Morning tip: Failing to close out quarters adds up for Wizards

Instead of looking at the final play of the Wizards' 107-105 loss to the San Antonio Spurs, when Otto Porter got the ball from Markieff Morris on the double-team and turned the corner for a good look at the basket that didn't go down, it's the way quarters ended that hurt them most. 

The Wizards (6-12) had an 11-point lead in the first half that evaporated and came back to take the lead 103-102 on a three-point shot by Bradley Beal with 53.4 seconds left. But the one thing the Wizards had done a good job of all game, rebounding (43-37 edge), backfired late.

LaMarcus Aldridge grabbed an offensive rebound on a miss by Patty Mills and Spurs coach Gregg Popovich called a timeout and re-inserted Danny Green in the lineup. His three-pointer, his only made shot of the game, put them up 105-103 and after John Wall tied it for the Wizards with a strong drive it was Kawhi Leonard knocking down the game-winner for San Antonio. 

"Getting that first-quarter shot and (the one) they got at halftime, that's five points," Wall said. "That's a big swing. ... The ways they ended the quarter gave them some momentum."

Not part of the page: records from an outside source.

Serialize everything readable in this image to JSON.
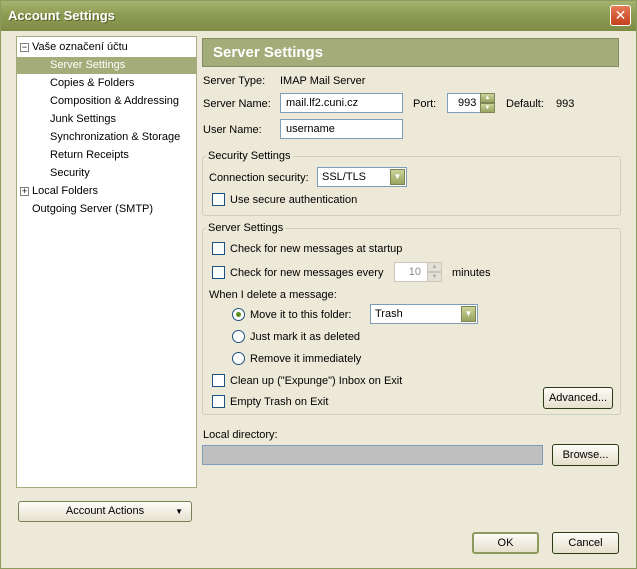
{
  "window": {
    "title": "Account Settings",
    "close_glyph": "✕"
  },
  "tree": {
    "account_name": "Vaše označení účtu",
    "items": [
      "Server Settings",
      "Copies & Folders",
      "Composition & Addressing",
      "Junk Settings",
      "Synchronization & Storage",
      "Return Receipts",
      "Security"
    ],
    "local_folders": "Local Folders",
    "outgoing_server": "Outgoing Server (SMTP)",
    "expand_glyph_open": "−",
    "expand_glyph_closed": "+"
  },
  "account_actions": {
    "label": "Account Actions",
    "arrow": "▼"
  },
  "panel": {
    "title": "Server Settings",
    "server_type_label": "Server Type:",
    "server_type_value": "IMAP Mail Server",
    "server_name_label": "Server Name:",
    "server_name_value": "mail.lf2.cuni.cz",
    "port_label": "Port:",
    "port_value": "993",
    "default_label": "Default:",
    "default_value": "993",
    "user_name_label": "User Name:",
    "user_name_value": "username"
  },
  "security": {
    "group_title": "Security Settings",
    "connection_label": "Connection security:",
    "connection_value": "SSL/TLS",
    "secure_auth_label": "Use secure authentication",
    "secure_auth_checked": false
  },
  "server_settings": {
    "group_title": "Server Settings",
    "check_startup_label": "Check for new messages at startup",
    "check_every_label": "Check for new messages every",
    "check_every_value": "10",
    "minutes_label": "minutes",
    "delete_label": "When I delete a message:",
    "move_label": "Move it to this folder:",
    "folder_value": "Trash",
    "mark_deleted_label": "Just mark it as deleted",
    "remove_label": "Remove it immediately",
    "cleanup_label": "Clean up (\"Expunge\") Inbox on Exit",
    "empty_trash_label": "Empty Trash on Exit",
    "advanced_label": "Advanced..."
  },
  "local_directory": {
    "label": "Local directory:",
    "browse_label": "Browse..."
  },
  "footer": {
    "ok_label": "OK",
    "cancel_label": "Cancel"
  },
  "colors": {
    "accent": "#a4ad7a",
    "titlebar": "#8e9c53",
    "checkbox_border": "#1c5180"
  }
}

With 46.7 seconds left in the first quarter, the Wizards allowed an open three-pointer from Mills and allowed Manu Ginobili to bank in a 14-foot bucket at the buzzer. A 28-19 lead melted to 28-24.

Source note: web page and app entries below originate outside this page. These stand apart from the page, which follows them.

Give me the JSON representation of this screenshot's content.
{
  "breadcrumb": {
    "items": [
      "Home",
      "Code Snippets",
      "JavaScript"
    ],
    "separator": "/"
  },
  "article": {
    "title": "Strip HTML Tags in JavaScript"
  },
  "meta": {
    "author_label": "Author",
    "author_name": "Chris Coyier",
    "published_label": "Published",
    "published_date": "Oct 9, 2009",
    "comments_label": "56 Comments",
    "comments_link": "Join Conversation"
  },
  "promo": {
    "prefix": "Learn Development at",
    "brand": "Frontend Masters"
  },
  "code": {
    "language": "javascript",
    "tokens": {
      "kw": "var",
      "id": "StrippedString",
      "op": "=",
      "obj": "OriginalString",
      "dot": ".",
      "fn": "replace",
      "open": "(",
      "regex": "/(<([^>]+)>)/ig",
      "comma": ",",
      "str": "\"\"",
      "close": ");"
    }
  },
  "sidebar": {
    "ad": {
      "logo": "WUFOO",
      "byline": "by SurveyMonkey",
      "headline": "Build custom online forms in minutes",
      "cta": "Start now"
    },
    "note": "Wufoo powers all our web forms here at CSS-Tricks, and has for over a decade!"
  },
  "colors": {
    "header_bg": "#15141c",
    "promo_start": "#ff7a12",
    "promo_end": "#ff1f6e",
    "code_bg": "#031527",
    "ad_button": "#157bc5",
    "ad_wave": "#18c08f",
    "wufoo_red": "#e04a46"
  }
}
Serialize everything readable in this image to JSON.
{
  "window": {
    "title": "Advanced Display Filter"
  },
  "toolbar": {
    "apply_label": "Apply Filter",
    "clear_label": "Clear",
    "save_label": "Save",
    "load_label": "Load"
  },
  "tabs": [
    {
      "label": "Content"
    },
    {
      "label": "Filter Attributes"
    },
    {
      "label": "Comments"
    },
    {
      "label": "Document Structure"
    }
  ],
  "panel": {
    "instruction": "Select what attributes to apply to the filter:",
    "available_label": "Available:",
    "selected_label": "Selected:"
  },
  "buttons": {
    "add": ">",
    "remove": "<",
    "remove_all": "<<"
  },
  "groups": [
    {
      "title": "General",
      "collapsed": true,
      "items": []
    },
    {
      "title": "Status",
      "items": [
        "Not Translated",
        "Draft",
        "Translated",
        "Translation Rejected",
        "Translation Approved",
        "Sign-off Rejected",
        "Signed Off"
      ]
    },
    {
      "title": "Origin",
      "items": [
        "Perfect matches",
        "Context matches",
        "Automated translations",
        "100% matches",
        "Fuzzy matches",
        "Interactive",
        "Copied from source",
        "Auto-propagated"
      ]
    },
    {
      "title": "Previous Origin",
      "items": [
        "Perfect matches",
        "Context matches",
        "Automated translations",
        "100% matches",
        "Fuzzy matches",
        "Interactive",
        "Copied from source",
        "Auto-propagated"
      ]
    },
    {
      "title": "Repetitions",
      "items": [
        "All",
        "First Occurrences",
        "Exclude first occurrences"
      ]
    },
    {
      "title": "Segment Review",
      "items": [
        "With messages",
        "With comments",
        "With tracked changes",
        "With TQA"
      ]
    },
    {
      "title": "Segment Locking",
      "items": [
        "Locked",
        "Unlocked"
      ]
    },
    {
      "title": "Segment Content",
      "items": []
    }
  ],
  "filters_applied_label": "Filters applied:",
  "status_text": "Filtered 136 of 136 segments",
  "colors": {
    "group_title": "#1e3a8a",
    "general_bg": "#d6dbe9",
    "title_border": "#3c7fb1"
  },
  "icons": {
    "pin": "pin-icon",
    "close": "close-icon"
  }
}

They'd force a miss again to end the second, with David Lee not converting two layups, only to have Ginobili steal the outlet pass with 1.9 seconds left to nail a 33-foot three-pointer. A 60-54 lead became 60-57 at halftime.

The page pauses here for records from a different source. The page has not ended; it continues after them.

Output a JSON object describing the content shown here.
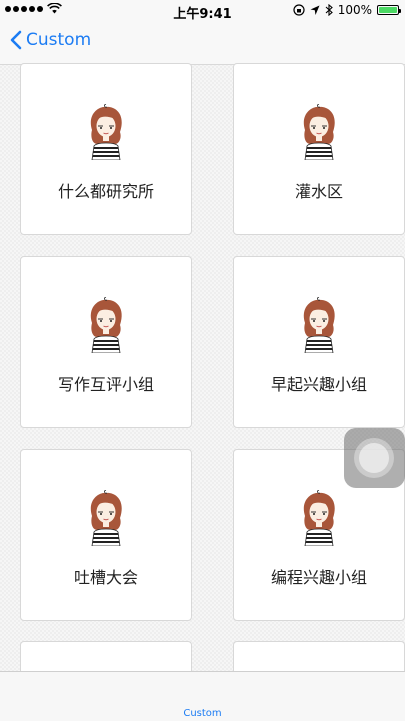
{
  "status_bar": {
    "carrier_icon": "signal-dots-icon",
    "time": "上午9:41",
    "battery": "100%"
  },
  "nav": {
    "back_label": "Custom"
  },
  "groups": [
    {
      "name": "什么都研究所"
    },
    {
      "name": "灌水区"
    },
    {
      "name": "写作互评小组"
    },
    {
      "name": "早起兴趣小组"
    },
    {
      "name": "吐槽大会"
    },
    {
      "name": "编程兴趣小组"
    }
  ],
  "tab_bar": {
    "tab_label": "Custom"
  },
  "colors": {
    "accent": "#1c7cf3",
    "battery": "#4cd964"
  }
}
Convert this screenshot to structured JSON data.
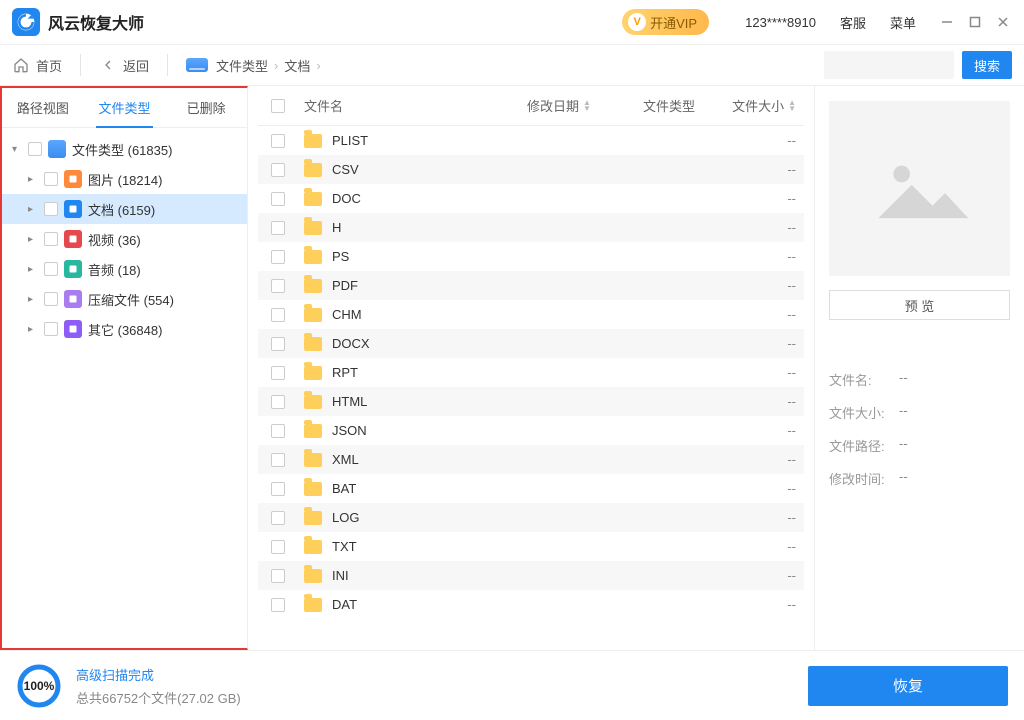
{
  "titlebar": {
    "app_name": "风云恢复大师",
    "vip_label": "开通VIP",
    "user_id": "123****8910",
    "support": "客服",
    "menu": "菜单"
  },
  "toolbar": {
    "home": "首页",
    "back": "返回",
    "breadcrumb": [
      "文件类型",
      "文档"
    ],
    "search_btn": "搜索"
  },
  "sidebar": {
    "tabs": {
      "path": "路径视图",
      "type": "文件类型",
      "deleted": "已删除"
    },
    "root": {
      "label": "文件类型 (61835)"
    },
    "items": [
      {
        "label": "图片 (18214)",
        "icon": "ic-img"
      },
      {
        "label": "文档 (6159)",
        "icon": "ic-doc",
        "selected": true
      },
      {
        "label": "视频 (36)",
        "icon": "ic-vid"
      },
      {
        "label": "音频 (18)",
        "icon": "ic-aud"
      },
      {
        "label": "压缩文件 (554)",
        "icon": "ic-zip"
      },
      {
        "label": "其它 (36848)",
        "icon": "ic-other"
      }
    ]
  },
  "table": {
    "headers": {
      "name": "文件名",
      "date": "修改日期",
      "type": "文件类型",
      "size": "文件大小"
    },
    "rows": [
      {
        "name": "PLIST",
        "size": "--"
      },
      {
        "name": "CSV",
        "size": "--"
      },
      {
        "name": "DOC",
        "size": "--"
      },
      {
        "name": "H",
        "size": "--"
      },
      {
        "name": "PS",
        "size": "--"
      },
      {
        "name": "PDF",
        "size": "--"
      },
      {
        "name": "CHM",
        "size": "--"
      },
      {
        "name": "DOCX",
        "size": "--"
      },
      {
        "name": "RPT",
        "size": "--"
      },
      {
        "name": "HTML",
        "size": "--"
      },
      {
        "name": "JSON",
        "size": "--"
      },
      {
        "name": "XML",
        "size": "--"
      },
      {
        "name": "BAT",
        "size": "--"
      },
      {
        "name": "LOG",
        "size": "--"
      },
      {
        "name": "TXT",
        "size": "--"
      },
      {
        "name": "INI",
        "size": "--"
      },
      {
        "name": "DAT",
        "size": "--"
      }
    ]
  },
  "rpanel": {
    "preview_btn": "预 览",
    "meta": {
      "name_label": "文件名:",
      "name_val": "--",
      "size_label": "文件大小:",
      "size_val": "--",
      "path_label": "文件路径:",
      "path_val": "--",
      "mtime_label": "修改时间:",
      "mtime_val": "--"
    }
  },
  "footer": {
    "progress_pct": "100%",
    "line1": "高级扫描完成",
    "line2": "总共66752个文件(27.02 GB)",
    "recover": "恢复"
  }
}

Then an inefficient ending to the third quarter is where the Wizards finally lost the game, getting three turnovers in the last 2:14 and allowing a 7-1 run to trail 80-74 entering the fourth. 

These are the botched spots when the Wizards could've secured their first win in San Antonio since 1999. 

"Pissed," Wall said of the locker room mood. "Let another one go. ... There are about seven games already this season for us that can haunt us (in regards to playoffs)."

Wizards coach Scott Brooks said the final play called out of the timeout was for Beal on a curl to the basket but the passing lane wasn't there. Still, it goes back to how they ended quarters in the first three 12-minute sessions that set the table for disappoinment at the end.

"They scored every possession down the stretch of every quarter," Brooks said. "I'm happy that we're playing hard, playing together. But I'm not happy we're not getting wins."

[RELATED: The 5 must-see moments from Wizards' loss to Spurs]